In 1947, from the age of ten, Saddam Hussein left his parents, because his father was abusive. He then moved in with and was raised by his mother's brother, Uncle Khairullah Tulfah. Tulfah encouraged young Saddam to dream of growing up to become a great Arab hero. Tulfah was a school teacher when he raised Saddam, but before that he was an Iraqi army officer who had been imprisoned by the British for his activism against the English-backed monarchy of King Faisal I. Tulfah hated the British control of Iraq in post World War I, from 1917 to 1932. He raised Saddam to believe that any foreign influence on the politics of Iraq were evil -- that only an Iraqi should rule Iraq, by any means necessary. Second only to his mother, Uncle Khairullah Tulfah was the chief guiding influence of young Saddam's childhood and teenage years. Saddam practically worshipped his uncle. Tulfah inspired in young Saddam dreams of glory and power, based on tales he told his nephew about his service to the Arab nation. It was not until 1952, when Egyptian Gamel Abdel Nasser toppled Iraq's British-installed monarchy when Saddam was fifteen years old, that Uncle Khairullah Tulfah had competition for Saddam's loyalty and trust.

Tulfah became involved with the Ba'ath party and it is believed he was a key figure in instigating Saddam's first political murder, that of a prominent communist in Tikrit, when Saddam was twenty. When Saddam came into power over Iraq, he made his uncle governor of Baghdad. Khairullah Tulfah abused his power so feverishly by lining his pockets to such an extreme that Saddam eventually removed his uncle from the position.
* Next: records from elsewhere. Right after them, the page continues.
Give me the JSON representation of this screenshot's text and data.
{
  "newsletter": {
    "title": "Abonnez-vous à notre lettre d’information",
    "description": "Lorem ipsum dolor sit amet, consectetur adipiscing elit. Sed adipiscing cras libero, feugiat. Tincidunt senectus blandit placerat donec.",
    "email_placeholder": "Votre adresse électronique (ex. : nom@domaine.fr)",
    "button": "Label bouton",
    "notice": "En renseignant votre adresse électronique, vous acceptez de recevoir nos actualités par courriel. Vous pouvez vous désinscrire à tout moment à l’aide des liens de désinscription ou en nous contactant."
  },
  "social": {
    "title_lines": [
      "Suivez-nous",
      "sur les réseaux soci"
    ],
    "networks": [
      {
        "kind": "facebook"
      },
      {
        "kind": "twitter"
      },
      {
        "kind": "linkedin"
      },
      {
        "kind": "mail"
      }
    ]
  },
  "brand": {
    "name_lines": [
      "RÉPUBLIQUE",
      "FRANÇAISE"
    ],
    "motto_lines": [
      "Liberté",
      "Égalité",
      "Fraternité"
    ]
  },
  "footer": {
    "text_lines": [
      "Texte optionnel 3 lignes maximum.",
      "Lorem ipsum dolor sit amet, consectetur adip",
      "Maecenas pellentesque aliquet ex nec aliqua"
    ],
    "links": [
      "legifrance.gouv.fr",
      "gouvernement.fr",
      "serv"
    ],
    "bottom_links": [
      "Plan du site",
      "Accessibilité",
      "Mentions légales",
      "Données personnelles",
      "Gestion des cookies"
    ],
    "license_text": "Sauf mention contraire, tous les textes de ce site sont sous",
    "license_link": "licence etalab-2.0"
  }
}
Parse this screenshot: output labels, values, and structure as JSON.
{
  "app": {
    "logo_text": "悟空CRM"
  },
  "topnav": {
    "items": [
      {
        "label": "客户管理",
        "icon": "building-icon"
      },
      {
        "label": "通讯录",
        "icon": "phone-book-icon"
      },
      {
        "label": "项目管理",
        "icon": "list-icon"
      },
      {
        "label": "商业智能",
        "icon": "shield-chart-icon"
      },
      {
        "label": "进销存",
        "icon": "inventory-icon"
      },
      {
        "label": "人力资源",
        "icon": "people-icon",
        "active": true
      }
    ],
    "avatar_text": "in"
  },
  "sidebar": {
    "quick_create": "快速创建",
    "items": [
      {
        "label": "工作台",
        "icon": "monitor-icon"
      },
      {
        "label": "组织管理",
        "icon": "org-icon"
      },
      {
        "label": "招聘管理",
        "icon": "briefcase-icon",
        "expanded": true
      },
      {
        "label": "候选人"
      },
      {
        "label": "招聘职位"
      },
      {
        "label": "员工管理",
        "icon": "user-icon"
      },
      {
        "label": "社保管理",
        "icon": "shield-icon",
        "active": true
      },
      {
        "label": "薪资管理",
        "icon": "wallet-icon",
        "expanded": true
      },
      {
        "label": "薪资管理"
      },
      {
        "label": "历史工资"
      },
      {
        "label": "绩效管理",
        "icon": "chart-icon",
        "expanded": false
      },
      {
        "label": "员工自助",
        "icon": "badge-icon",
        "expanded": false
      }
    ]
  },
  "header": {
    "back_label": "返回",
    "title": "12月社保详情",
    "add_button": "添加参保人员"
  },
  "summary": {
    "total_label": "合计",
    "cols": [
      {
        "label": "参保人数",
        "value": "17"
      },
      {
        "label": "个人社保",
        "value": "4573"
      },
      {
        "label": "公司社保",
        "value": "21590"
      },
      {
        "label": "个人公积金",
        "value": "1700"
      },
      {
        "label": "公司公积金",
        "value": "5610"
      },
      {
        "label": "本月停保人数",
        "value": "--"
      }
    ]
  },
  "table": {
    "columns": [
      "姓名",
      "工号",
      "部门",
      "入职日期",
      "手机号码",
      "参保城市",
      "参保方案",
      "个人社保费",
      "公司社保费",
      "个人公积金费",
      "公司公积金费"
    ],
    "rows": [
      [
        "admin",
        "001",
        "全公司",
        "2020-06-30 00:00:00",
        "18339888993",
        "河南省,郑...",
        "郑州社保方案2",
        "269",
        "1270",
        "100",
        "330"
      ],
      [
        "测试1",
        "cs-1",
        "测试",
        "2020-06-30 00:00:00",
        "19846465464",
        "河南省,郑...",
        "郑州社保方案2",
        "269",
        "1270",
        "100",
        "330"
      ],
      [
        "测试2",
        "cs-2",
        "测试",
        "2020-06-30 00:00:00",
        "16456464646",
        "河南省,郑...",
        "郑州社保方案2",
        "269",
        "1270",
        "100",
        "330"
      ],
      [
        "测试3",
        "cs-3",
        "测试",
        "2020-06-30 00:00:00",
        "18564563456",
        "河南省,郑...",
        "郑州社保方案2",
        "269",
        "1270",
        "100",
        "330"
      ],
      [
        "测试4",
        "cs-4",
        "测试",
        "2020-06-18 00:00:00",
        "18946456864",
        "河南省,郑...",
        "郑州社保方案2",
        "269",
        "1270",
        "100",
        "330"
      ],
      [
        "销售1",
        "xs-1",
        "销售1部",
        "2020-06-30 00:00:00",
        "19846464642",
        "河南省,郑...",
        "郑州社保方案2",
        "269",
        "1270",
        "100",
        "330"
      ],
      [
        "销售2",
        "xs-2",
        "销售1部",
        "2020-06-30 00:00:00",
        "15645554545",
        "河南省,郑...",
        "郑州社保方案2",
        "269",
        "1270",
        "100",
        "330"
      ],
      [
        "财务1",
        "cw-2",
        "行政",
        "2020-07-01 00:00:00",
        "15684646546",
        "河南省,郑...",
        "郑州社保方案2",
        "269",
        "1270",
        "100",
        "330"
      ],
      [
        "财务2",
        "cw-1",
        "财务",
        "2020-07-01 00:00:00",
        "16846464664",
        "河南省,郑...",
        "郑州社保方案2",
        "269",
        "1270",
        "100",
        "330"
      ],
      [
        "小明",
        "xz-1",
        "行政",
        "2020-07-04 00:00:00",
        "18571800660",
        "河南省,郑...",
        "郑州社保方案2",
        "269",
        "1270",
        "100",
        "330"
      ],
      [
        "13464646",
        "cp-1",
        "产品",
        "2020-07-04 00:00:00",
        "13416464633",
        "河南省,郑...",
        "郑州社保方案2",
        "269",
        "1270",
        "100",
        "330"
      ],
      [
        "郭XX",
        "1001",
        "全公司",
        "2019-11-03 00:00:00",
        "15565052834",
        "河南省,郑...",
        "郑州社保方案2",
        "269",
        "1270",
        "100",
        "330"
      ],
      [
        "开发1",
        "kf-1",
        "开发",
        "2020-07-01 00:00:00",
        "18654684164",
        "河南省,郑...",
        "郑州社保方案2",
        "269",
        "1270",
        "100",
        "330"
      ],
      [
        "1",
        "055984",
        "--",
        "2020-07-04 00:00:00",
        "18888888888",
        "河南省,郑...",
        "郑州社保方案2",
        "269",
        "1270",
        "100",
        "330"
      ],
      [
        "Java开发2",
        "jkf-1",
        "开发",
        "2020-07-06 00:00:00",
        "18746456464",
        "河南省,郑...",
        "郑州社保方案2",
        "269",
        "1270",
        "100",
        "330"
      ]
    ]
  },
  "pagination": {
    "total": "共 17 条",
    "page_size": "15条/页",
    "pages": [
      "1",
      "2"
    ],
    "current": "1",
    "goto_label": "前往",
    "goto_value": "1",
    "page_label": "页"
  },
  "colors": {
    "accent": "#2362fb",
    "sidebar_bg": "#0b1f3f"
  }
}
Another of Tulfah's known achievements is that he was the author of the Iraqi government published pamphlet titled, "Three Whom God Should Not Have Created : Persians, Jews, and Flies." The bitter hatred and need for blood in Hussein runs very, very deep, spanning generations of enmity against most other factions of the Middle East.

Log in or registerto write something here or to contact authors.